# Problem
The full listing, minus its pictures, should be printed again exactly as it stands.

Extracted records START

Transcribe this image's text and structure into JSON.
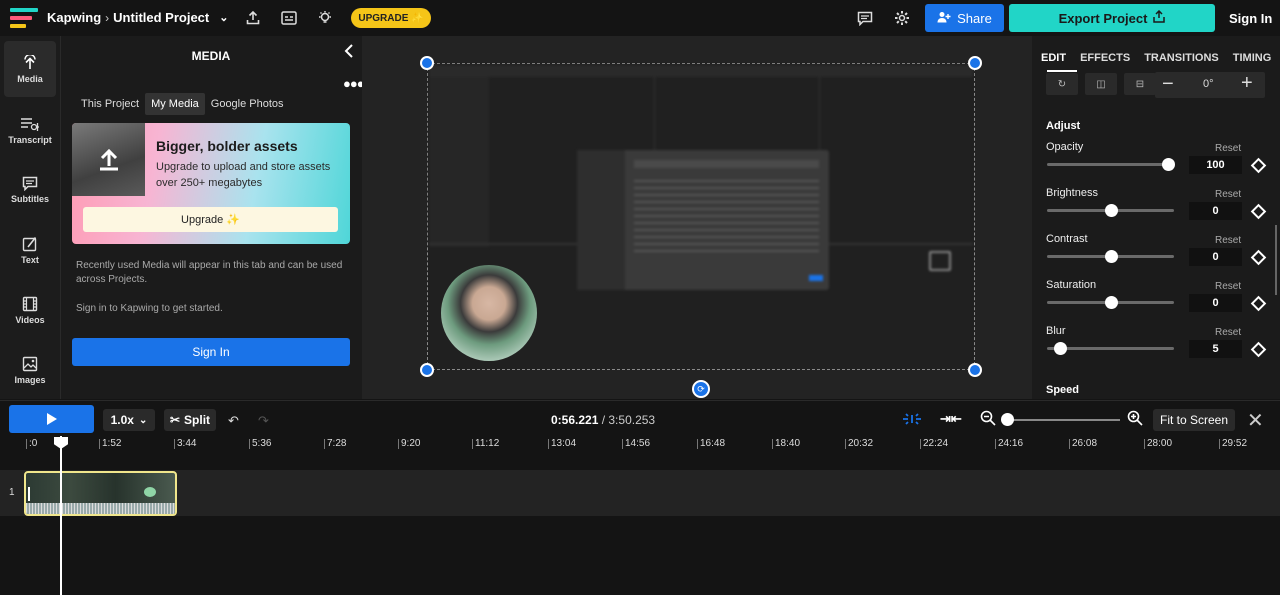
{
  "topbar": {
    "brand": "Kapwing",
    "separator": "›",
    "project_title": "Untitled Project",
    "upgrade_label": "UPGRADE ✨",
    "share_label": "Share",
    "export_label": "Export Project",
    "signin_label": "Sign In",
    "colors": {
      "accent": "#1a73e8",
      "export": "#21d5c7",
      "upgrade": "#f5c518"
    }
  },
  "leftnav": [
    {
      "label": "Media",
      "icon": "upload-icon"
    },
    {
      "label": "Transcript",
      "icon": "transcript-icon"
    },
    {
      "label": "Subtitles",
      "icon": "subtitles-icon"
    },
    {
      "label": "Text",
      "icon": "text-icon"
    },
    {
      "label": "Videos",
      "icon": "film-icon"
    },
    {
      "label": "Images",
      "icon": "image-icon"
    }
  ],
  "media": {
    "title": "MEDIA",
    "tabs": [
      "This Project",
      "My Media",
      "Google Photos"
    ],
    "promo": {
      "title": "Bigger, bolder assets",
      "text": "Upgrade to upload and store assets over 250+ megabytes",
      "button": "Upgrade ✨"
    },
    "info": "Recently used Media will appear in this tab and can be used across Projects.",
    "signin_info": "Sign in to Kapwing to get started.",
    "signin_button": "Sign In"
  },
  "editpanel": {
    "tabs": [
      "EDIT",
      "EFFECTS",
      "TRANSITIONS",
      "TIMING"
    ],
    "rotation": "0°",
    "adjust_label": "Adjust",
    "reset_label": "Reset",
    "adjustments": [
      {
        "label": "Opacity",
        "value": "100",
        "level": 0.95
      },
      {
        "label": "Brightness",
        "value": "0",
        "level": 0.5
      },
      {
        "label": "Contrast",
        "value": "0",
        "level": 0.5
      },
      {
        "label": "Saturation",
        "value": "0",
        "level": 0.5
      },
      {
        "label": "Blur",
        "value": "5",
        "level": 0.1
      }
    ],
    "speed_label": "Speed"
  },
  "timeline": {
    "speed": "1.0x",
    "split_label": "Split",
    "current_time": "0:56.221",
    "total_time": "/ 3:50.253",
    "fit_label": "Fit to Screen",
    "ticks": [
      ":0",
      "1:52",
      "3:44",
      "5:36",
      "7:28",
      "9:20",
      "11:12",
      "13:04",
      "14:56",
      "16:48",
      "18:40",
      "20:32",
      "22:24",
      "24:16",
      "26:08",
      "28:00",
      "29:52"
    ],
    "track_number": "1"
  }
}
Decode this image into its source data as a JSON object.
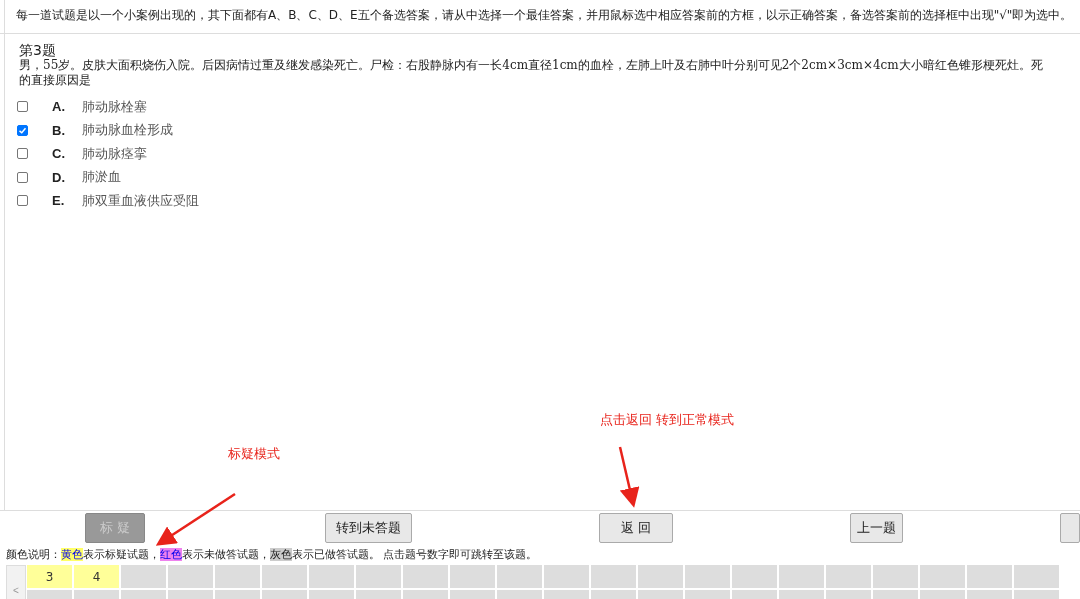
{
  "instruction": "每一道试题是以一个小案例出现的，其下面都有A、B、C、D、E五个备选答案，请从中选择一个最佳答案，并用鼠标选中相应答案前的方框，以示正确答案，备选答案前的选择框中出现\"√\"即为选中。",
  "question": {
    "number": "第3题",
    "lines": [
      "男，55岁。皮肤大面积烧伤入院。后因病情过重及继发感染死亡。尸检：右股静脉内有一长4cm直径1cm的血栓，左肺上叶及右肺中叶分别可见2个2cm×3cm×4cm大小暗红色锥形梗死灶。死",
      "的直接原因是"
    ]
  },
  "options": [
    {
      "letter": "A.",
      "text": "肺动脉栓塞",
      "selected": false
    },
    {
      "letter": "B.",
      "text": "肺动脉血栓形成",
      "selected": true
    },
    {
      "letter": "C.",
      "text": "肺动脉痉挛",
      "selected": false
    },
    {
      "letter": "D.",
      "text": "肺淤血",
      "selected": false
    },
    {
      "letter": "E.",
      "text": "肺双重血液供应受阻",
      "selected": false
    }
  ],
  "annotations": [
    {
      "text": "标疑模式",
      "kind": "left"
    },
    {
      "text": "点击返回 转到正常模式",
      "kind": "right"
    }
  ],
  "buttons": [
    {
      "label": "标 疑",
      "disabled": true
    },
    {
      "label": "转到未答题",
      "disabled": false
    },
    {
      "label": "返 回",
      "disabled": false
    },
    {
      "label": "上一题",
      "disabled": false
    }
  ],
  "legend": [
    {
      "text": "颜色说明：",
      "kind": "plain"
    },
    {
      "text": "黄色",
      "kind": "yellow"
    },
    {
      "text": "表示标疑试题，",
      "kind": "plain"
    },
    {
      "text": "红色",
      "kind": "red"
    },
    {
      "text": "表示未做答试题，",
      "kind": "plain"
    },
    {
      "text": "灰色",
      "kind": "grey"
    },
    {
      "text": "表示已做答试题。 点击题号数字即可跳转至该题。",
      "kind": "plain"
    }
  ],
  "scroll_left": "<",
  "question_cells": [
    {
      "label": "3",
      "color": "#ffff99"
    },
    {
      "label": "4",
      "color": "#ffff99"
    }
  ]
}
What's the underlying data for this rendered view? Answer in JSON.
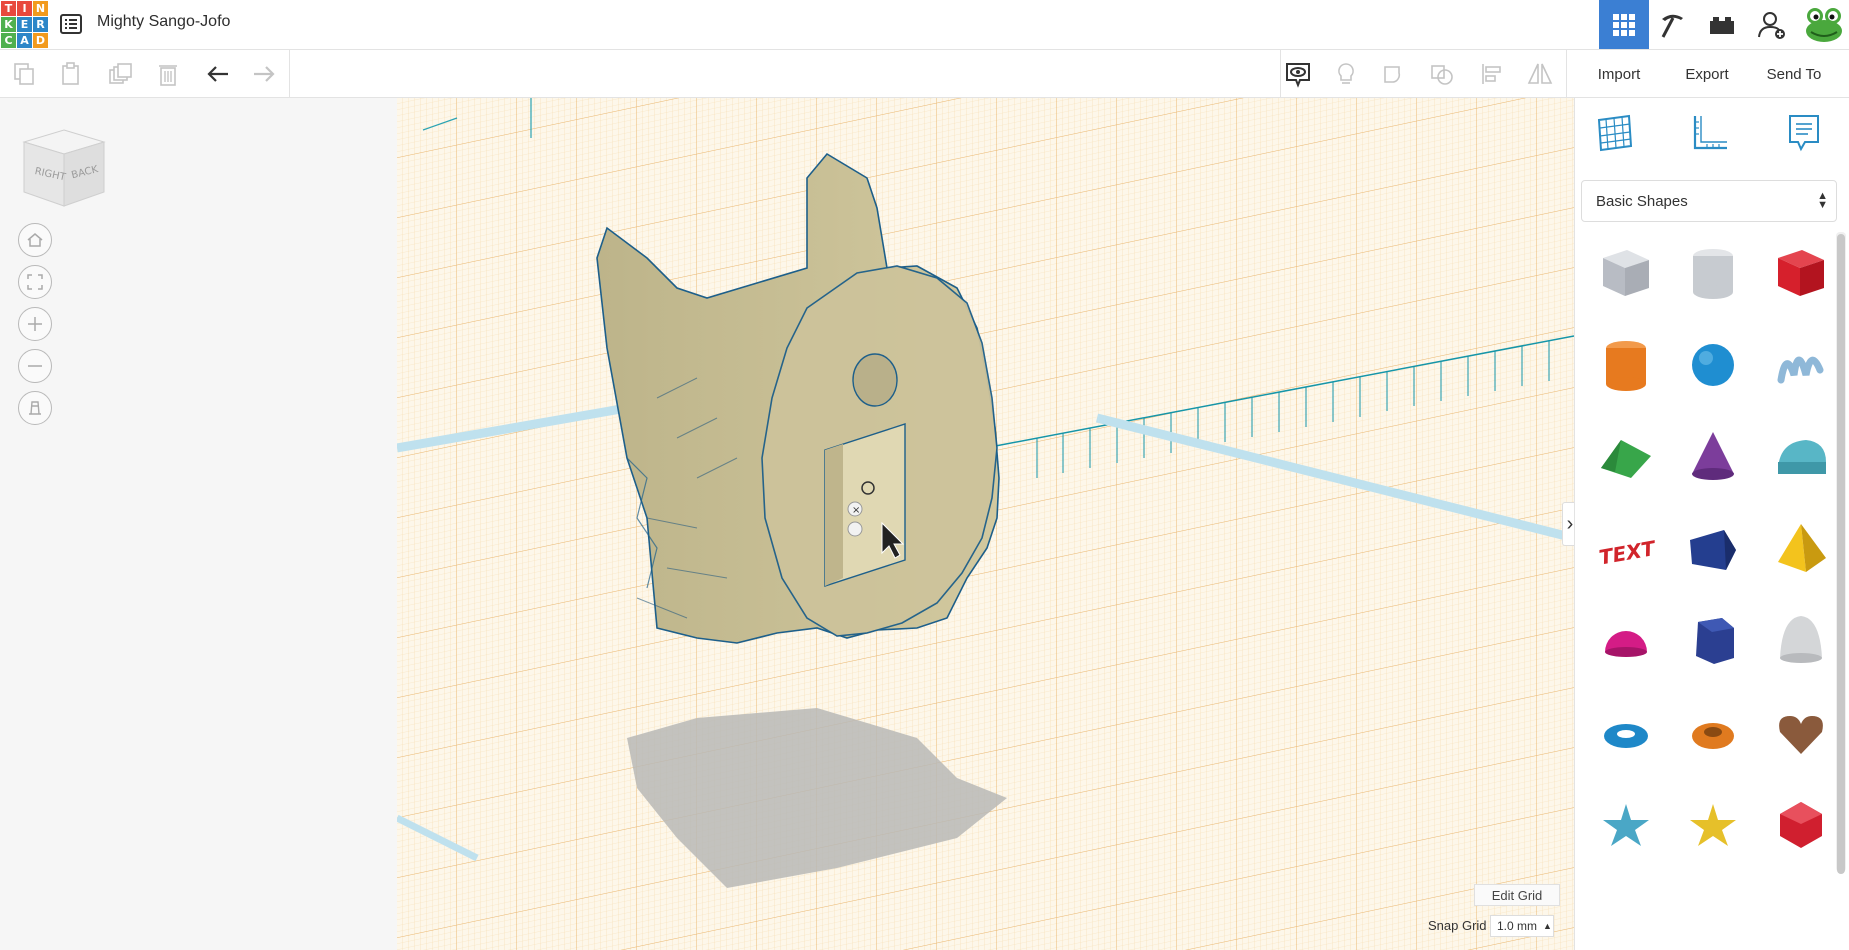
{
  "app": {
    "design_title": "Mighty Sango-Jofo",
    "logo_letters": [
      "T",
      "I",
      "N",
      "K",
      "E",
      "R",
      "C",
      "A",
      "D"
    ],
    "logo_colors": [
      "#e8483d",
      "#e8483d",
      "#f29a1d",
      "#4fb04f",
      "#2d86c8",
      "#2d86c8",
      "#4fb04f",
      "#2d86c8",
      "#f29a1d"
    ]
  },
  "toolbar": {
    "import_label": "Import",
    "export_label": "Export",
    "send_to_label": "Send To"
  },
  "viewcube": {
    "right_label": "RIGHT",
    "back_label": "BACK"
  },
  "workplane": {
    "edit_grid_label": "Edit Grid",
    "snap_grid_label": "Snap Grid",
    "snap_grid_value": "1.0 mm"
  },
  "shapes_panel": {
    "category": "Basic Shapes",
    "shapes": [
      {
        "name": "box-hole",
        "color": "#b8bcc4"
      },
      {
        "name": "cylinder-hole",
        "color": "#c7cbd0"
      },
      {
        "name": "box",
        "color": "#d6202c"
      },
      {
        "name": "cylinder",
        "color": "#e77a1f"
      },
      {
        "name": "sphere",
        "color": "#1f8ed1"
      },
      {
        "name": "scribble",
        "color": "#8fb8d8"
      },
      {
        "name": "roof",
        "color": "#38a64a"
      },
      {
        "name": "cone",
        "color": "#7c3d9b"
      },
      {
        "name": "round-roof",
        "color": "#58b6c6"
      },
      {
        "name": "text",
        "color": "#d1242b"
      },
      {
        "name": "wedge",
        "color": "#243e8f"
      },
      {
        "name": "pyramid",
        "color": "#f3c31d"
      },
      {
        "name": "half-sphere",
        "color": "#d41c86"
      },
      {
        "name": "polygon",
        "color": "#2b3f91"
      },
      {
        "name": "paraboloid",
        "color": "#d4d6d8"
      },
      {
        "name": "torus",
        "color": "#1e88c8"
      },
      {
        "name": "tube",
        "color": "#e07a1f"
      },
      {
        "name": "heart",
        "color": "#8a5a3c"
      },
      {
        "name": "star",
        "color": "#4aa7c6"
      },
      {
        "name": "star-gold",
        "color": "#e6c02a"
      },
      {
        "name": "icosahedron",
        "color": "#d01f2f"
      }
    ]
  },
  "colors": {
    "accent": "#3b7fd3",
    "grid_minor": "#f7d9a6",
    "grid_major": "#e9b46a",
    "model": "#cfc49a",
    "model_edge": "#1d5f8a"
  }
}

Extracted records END

# Answer to the exercise
Transcribe this image's text and structure into JSON.
{
  "topbar": {
    "brand": "Kapwing",
    "separator": "›",
    "project_title": "Untitled Project",
    "upgrade_label": "UPGRADE ✨",
    "share_label": "Share",
    "export_label": "Export Project",
    "signin_label": "Sign In",
    "colors": {
      "accent": "#1a73e8",
      "export": "#21d5c7",
      "upgrade": "#f5c518"
    }
  },
  "leftnav": [
    {
      "label": "Media",
      "icon": "upload-icon"
    },
    {
      "label": "Transcript",
      "icon": "transcript-icon"
    },
    {
      "label": "Subtitles",
      "icon": "subtitles-icon"
    },
    {
      "label": "Text",
      "icon": "text-icon"
    },
    {
      "label": "Videos",
      "icon": "film-icon"
    },
    {
      "label": "Images",
      "icon": "image-icon"
    }
  ],
  "media": {
    "title": "MEDIA",
    "tabs": [
      "This Project",
      "My Media",
      "Google Photos"
    ],
    "promo": {
      "title": "Bigger, bolder assets",
      "text": "Upgrade to upload and store assets over 250+ megabytes",
      "button": "Upgrade ✨"
    },
    "info": "Recently used Media will appear in this tab and can be used across Projects.",
    "signin_info": "Sign in to Kapwing to get started.",
    "signin_button": "Sign In"
  },
  "editpanel": {
    "tabs": [
      "EDIT",
      "EFFECTS",
      "TRANSITIONS",
      "TIMING"
    ],
    "rotation": "0°",
    "adjust_label": "Adjust",
    "reset_label": "Reset",
    "adjustments": [
      {
        "label": "Opacity",
        "value": "100",
        "level": 0.95
      },
      {
        "label": "Brightness",
        "value": "0",
        "level": 0.5
      },
      {
        "label": "Contrast",
        "value": "0",
        "level": 0.5
      },
      {
        "label": "Saturation",
        "value": "0",
        "level": 0.5
      },
      {
        "label": "Blur",
        "value": "5",
        "level": 0.1
      }
    ],
    "speed_label": "Speed"
  },
  "timeline": {
    "speed": "1.0x",
    "split_label": "Split",
    "current_time": "0:56.221",
    "total_time": "/ 3:50.253",
    "fit_label": "Fit to Screen",
    "ticks": [
      ":0",
      "1:52",
      "3:44",
      "5:36",
      "7:28",
      "9:20",
      "11:12",
      "13:04",
      "14:56",
      "16:48",
      "18:40",
      "20:32",
      "22:24",
      "24:16",
      "26:08",
      "28:00",
      "29:52"
    ],
    "track_number": "1"
  }
}
Decode this image into its source data as a JSON object.
{
  "instruction": "每一道试题是以一个小案例出现的，其下面都有A、B、C、D、E五个备选答案，请从中选择一个最佳答案，并用鼠标选中相应答案前的方框，以示正确答案，备选答案前的选择框中出现\"√\"即为选中。",
  "question": {
    "number": "第3题",
    "lines": [
      "男，55岁。皮肤大面积烧伤入院。后因病情过重及继发感染死亡。尸检：右股静脉内有一长4cm直径1cm的血栓，左肺上叶及右肺中叶分别可见2个2cm×3cm×4cm大小暗红色锥形梗死灶。死",
      "的直接原因是"
    ]
  },
  "options": [
    {
      "letter": "A.",
      "text": "肺动脉栓塞",
      "selected": false
    },
    {
      "letter": "B.",
      "text": "肺动脉血栓形成",
      "selected": true
    },
    {
      "letter": "C.",
      "text": "肺动脉痉挛",
      "selected": false
    },
    {
      "letter": "D.",
      "text": "肺淤血",
      "selected": false
    },
    {
      "letter": "E.",
      "text": "肺双重血液供应受阻",
      "selected": false
    }
  ],
  "annotations": [
    {
      "text": "标疑模式",
      "kind": "left"
    },
    {
      "text": "点击返回 转到正常模式",
      "kind": "right"
    }
  ],
  "buttons": [
    {
      "label": "标 疑",
      "disabled": true
    },
    {
      "label": "转到未答题",
      "disabled": false
    },
    {
      "label": "返 回",
      "disabled": false
    },
    {
      "label": "上一题",
      "disabled": false
    }
  ],
  "legend": [
    {
      "text": "颜色说明：",
      "kind": "plain"
    },
    {
      "text": "黄色",
      "kind": "yellow"
    },
    {
      "text": "表示标疑试题，",
      "kind": "plain"
    },
    {
      "text": "红色",
      "kind": "red"
    },
    {
      "text": "表示未做答试题，",
      "kind": "plain"
    },
    {
      "text": "灰色",
      "kind": "grey"
    },
    {
      "text": "表示已做答试题。 点击题号数字即可跳转至该题。",
      "kind": "plain"
    }
  ],
  "scroll_left": "<",
  "question_cells": [
    {
      "label": "3",
      "color": "#ffff99"
    },
    {
      "label": "4",
      "color": "#ffff99"
    }
  ]
}
What's the underlying data for this rendered view? Answer in JSON.
{
  "app": {
    "design_title": "Mighty Sango-Jofo",
    "logo_letters": [
      "T",
      "I",
      "N",
      "K",
      "E",
      "R",
      "C",
      "A",
      "D"
    ],
    "logo_colors": [
      "#e8483d",
      "#e8483d",
      "#f29a1d",
      "#4fb04f",
      "#2d86c8",
      "#2d86c8",
      "#4fb04f",
      "#2d86c8",
      "#f29a1d"
    ]
  },
  "toolbar": {
    "import_label": "Import",
    "export_label": "Export",
    "send_to_label": "Send To"
  },
  "viewcube": {
    "right_label": "RIGHT",
    "back_label": "BACK"
  },
  "workplane": {
    "edit_grid_label": "Edit Grid",
    "snap_grid_label": "Snap Grid",
    "snap_grid_value": "1.0 mm"
  },
  "shapes_panel": {
    "category": "Basic Shapes",
    "shapes": [
      {
        "name": "box-hole",
        "color": "#b8bcc4"
      },
      {
        "name": "cylinder-hole",
        "color": "#c7cbd0"
      },
      {
        "name": "box",
        "color": "#d6202c"
      },
      {
        "name": "cylinder",
        "color": "#e77a1f"
      },
      {
        "name": "sphere",
        "color": "#1f8ed1"
      },
      {
        "name": "scribble",
        "color": "#8fb8d8"
      },
      {
        "name": "roof",
        "color": "#38a64a"
      },
      {
        "name": "cone",
        "color": "#7c3d9b"
      },
      {
        "name": "round-roof",
        "color": "#58b6c6"
      },
      {
        "name": "text",
        "color": "#d1242b"
      },
      {
        "name": "wedge",
        "color": "#243e8f"
      },
      {
        "name": "pyramid",
        "color": "#f3c31d"
      },
      {
        "name": "half-sphere",
        "color": "#d41c86"
      },
      {
        "name": "polygon",
        "color": "#2b3f91"
      },
      {
        "name": "paraboloid",
        "color": "#d4d6d8"
      },
      {
        "name": "torus",
        "color": "#1e88c8"
      },
      {
        "name": "tube",
        "color": "#e07a1f"
      },
      {
        "name": "heart",
        "color": "#8a5a3c"
      },
      {
        "name": "star",
        "color": "#4aa7c6"
      },
      {
        "name": "star-gold",
        "color": "#e6c02a"
      },
      {
        "name": "icosahedron",
        "color": "#d01f2f"
      }
    ]
  },
  "colors": {
    "accent": "#3b7fd3",
    "grid_minor": "#f7d9a6",
    "grid_major": "#e9b46a",
    "model": "#cfc49a",
    "model_edge": "#1d5f8a"
  }
}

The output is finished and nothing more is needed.